RIDING TO A RECORD
Set a new race record when the crew covered 602 miles through the north atlantic in 24 hours. navigator jules salter tells how they did it
Ten years ago, in the stormy South Atlantic en route to Cape Town from Alicante, the VO70 Ericsson 4 hitched a breakneck ride on a fast-moving low pressure system to set a 24-hour record distance for the round the world race.
On that opening leg of the 2008-09 Volvo Ocean Race the Ericsson 4 crew, led by Brazilian skipper Torben Grael and guided by British navigator Jules Salter, touched speeds of 30-plus knots and clocked up 593.23 miles – tantalizingly close to the 600-mile threshold – before being forced to slow after a rudder strike threatened to sink the boat.
Ericsson 4’s record remained intact during the next edition. Then when the smaller and ostensibly slower VO65 class was introduced for 2015, many believed that remarkable run was unlikely to ever be bettered.
Fast-forward to May 2018. This time in the North Atlantic, on Leg 9 from Newport to Cardiff, as a nine-strong crew on the Akzonobel VO65 put in a rampaging 24-hour run that shattered the Ericsson 4 record and established a new benchmark distance of 602.51 miles.
The man at the nav station on board the Dutch-flagged boat this year was once again Jules Salter. How did it feel to break his own record after ten years?
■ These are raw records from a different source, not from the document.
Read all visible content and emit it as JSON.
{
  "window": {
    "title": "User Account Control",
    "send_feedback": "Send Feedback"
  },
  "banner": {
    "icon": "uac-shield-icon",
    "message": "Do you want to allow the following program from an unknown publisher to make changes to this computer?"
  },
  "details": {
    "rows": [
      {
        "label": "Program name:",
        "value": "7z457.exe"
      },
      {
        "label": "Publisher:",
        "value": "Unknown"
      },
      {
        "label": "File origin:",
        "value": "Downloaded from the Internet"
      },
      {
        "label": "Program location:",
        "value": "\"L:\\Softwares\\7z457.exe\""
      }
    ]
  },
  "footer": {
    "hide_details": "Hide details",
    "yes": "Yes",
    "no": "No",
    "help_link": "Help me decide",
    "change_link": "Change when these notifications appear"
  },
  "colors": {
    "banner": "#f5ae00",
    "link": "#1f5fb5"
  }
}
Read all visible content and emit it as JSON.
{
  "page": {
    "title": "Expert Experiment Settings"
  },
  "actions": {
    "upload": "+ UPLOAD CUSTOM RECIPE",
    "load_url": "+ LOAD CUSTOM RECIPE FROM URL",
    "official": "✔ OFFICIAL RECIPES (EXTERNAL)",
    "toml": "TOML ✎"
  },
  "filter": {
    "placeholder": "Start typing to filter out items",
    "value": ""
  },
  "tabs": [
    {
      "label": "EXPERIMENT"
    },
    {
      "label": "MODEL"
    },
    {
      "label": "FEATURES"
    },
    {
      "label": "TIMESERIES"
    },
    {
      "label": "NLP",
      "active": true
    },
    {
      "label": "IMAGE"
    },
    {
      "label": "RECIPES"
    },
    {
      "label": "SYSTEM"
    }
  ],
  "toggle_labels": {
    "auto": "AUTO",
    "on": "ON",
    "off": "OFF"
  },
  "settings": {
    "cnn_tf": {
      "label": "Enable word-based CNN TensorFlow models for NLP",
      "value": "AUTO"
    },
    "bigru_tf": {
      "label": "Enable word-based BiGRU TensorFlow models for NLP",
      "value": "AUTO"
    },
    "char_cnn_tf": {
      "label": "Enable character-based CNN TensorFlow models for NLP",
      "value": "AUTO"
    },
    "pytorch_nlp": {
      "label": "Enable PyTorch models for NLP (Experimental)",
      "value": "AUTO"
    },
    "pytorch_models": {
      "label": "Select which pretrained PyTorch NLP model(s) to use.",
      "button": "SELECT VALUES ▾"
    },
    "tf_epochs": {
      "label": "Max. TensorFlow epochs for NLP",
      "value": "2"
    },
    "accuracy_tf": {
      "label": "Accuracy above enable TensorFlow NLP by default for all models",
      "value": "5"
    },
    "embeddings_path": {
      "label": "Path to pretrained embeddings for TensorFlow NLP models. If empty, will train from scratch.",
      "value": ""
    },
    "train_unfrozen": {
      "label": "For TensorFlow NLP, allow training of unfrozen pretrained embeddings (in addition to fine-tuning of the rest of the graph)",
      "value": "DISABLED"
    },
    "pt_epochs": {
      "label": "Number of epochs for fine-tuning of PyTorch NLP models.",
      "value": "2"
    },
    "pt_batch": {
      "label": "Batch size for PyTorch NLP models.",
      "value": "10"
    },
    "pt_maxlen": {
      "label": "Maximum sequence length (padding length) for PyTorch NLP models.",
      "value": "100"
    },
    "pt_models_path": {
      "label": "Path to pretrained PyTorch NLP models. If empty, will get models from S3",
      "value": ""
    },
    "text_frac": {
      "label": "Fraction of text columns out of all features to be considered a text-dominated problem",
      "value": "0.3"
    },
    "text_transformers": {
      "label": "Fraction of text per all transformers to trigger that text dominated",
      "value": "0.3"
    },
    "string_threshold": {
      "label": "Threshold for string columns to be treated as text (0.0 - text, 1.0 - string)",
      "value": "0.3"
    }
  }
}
“It’s not a very nice feeling when someone breaks your record. So it’s pleasing to get the chance to be the one doing it. This transatlantic leg is a real favourite of mine as it’s one of the oldest sea routes in the world and generally you know you are in for some fast sailing. There was quite a lot of anticipation and I knew everyone on board was really up for it.”